> **Brief**: Going through the entries below, copy out each line that contains "compute".

[Stored dataset items]
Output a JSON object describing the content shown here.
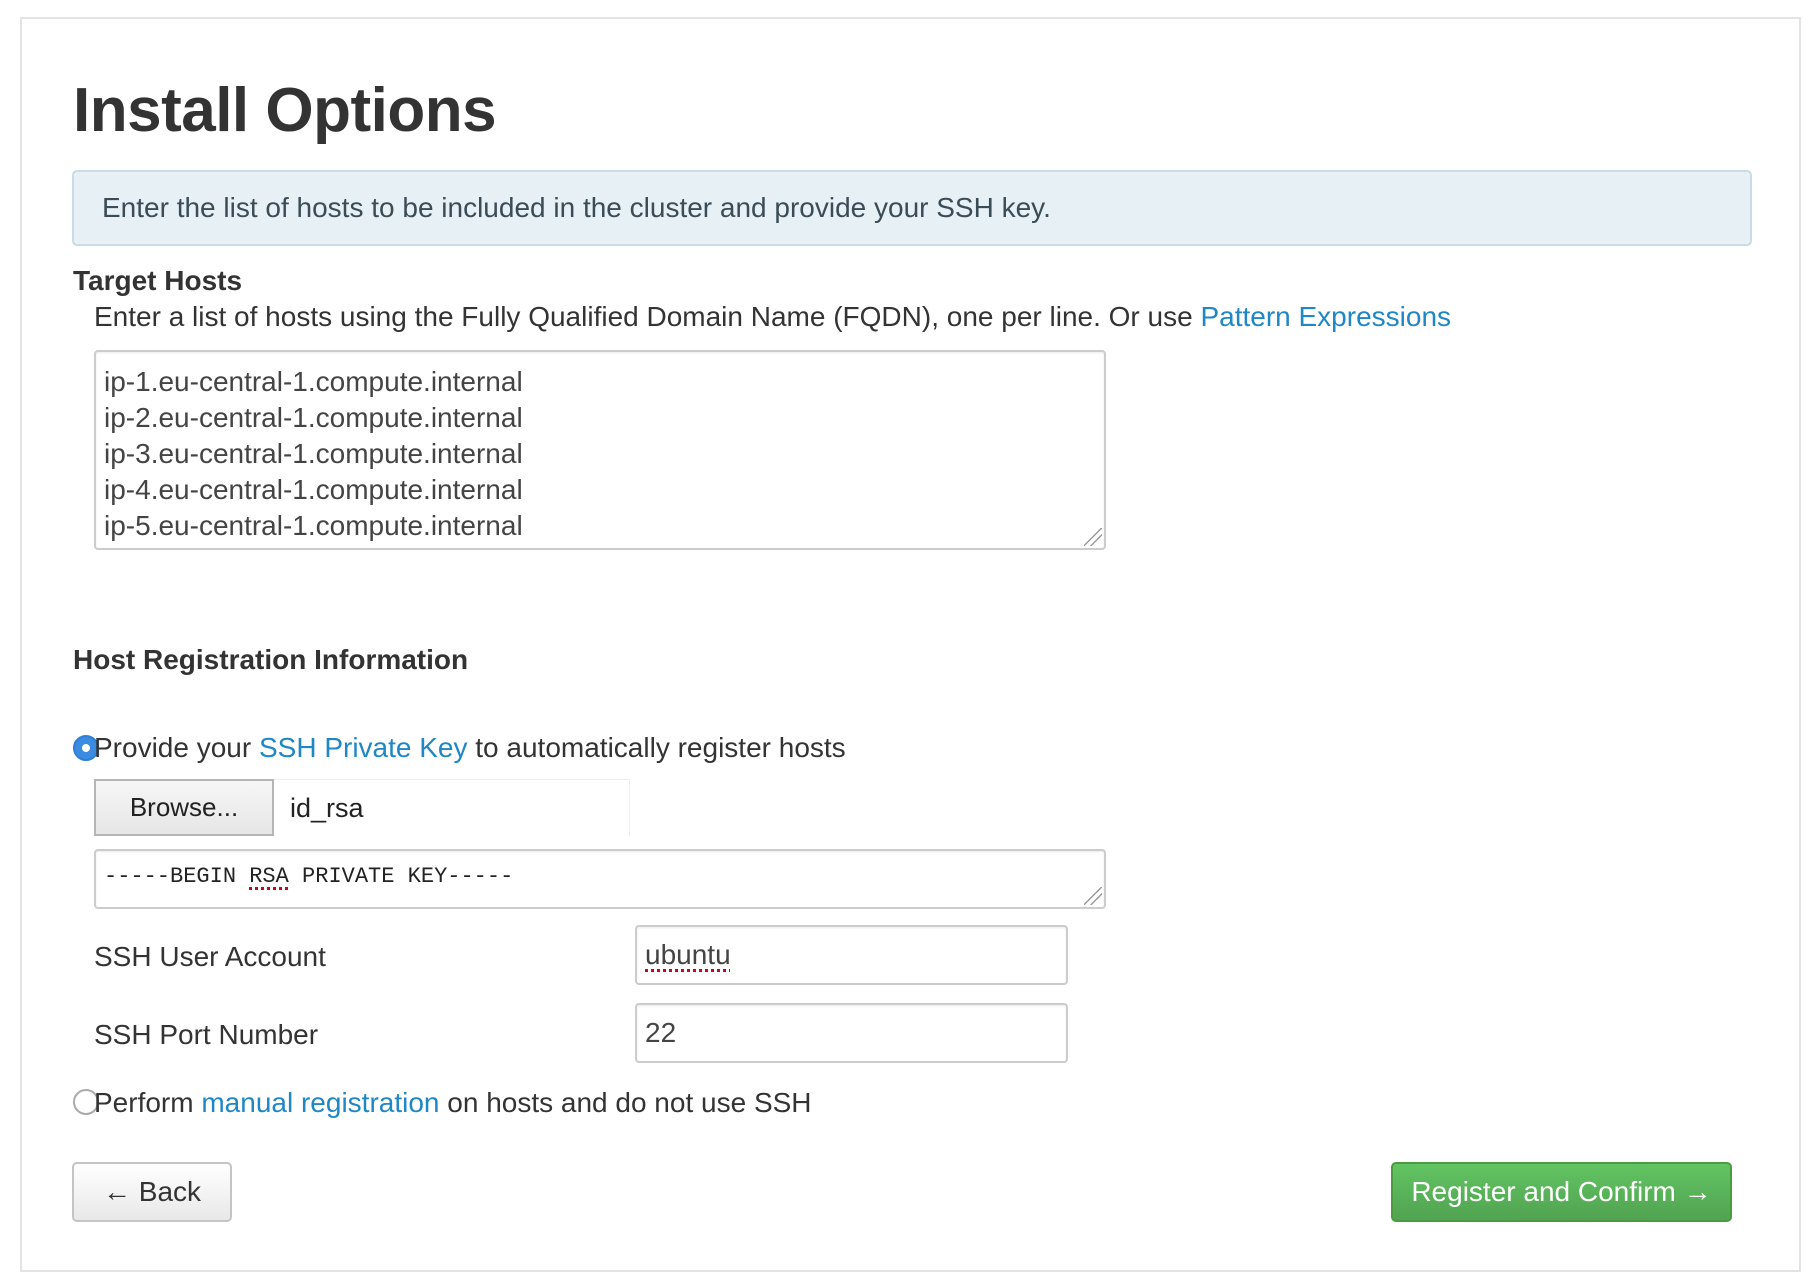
{
  "page": {
    "title": "Install Options",
    "info": "Enter the list of hosts to be included in the cluster and provide your SSH key."
  },
  "target_hosts": {
    "title": "Target Hosts",
    "help_prefix": "Enter a list of hosts using the Fully Qualified Domain Name (FQDN), one per line. Or use ",
    "help_link": "Pattern Expressions",
    "hosts": [
      "ip-1.eu-central-1.compute.internal",
      "ip-2.eu-central-1.compute.internal",
      "ip-3.eu-central-1.compute.internal",
      "ip-4.eu-central-1.compute.internal",
      "ip-5.eu-central-1.compute.internal"
    ]
  },
  "registration": {
    "title": "Host Registration Information",
    "ssh_option": {
      "prefix": "Provide your ",
      "link": "SSH Private Key",
      "suffix": " to automatically register hosts",
      "selected": true
    },
    "browse_label": "Browse...",
    "file_name": "id_rsa",
    "key_text": {
      "before": "-----BEGIN ",
      "flagged": "RSA",
      "after": " PRIVATE KEY-----"
    },
    "ssh_user_label": "SSH User Account",
    "ssh_user_value": "ubuntu",
    "ssh_port_label": "SSH Port Number",
    "ssh_port_value": "22",
    "manual_option": {
      "prefix": "Perform ",
      "link": "manual registration",
      "suffix": " on hosts and do not use SSH",
      "selected": false
    }
  },
  "actions": {
    "back_label": "← Back",
    "next_label": "Register and Confirm →"
  },
  "colors": {
    "link": "#1f87c6",
    "primary_green": "#5cb85c",
    "radio_selected": "#3b8be3",
    "alert_bg": "#e6f0f5"
  }
}
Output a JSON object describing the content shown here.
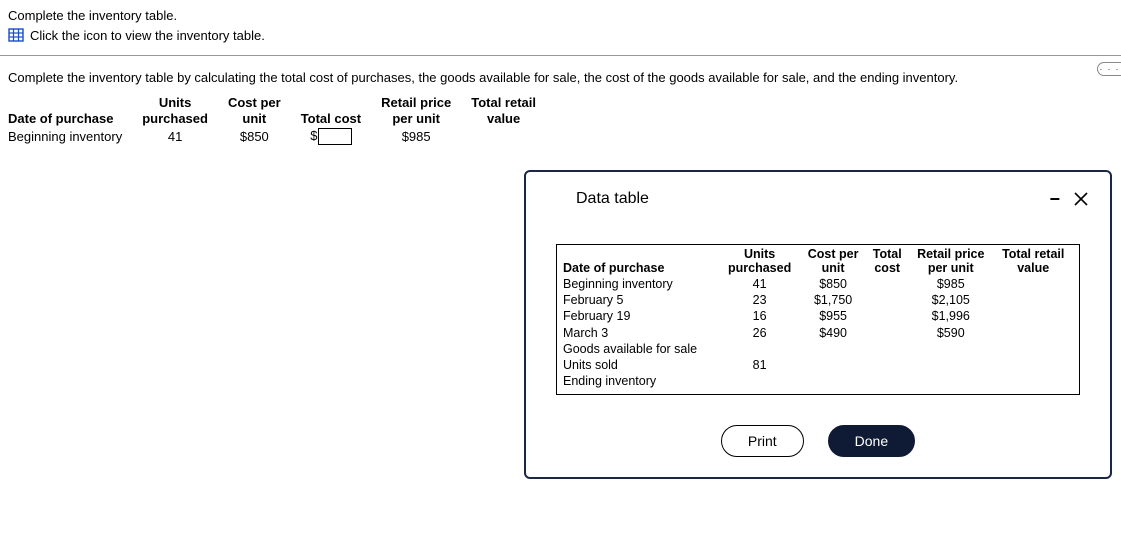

> **Finished exercise**:
      "ip-1.eu-central-1.compute.internal",
      "ip-2.eu-central-1.compute.internal",
      "ip-3.eu-central-1.compute.internal",
      "ip-4.eu-central-1.compute.internal",
      "ip-5.eu-central-1.compute.internal"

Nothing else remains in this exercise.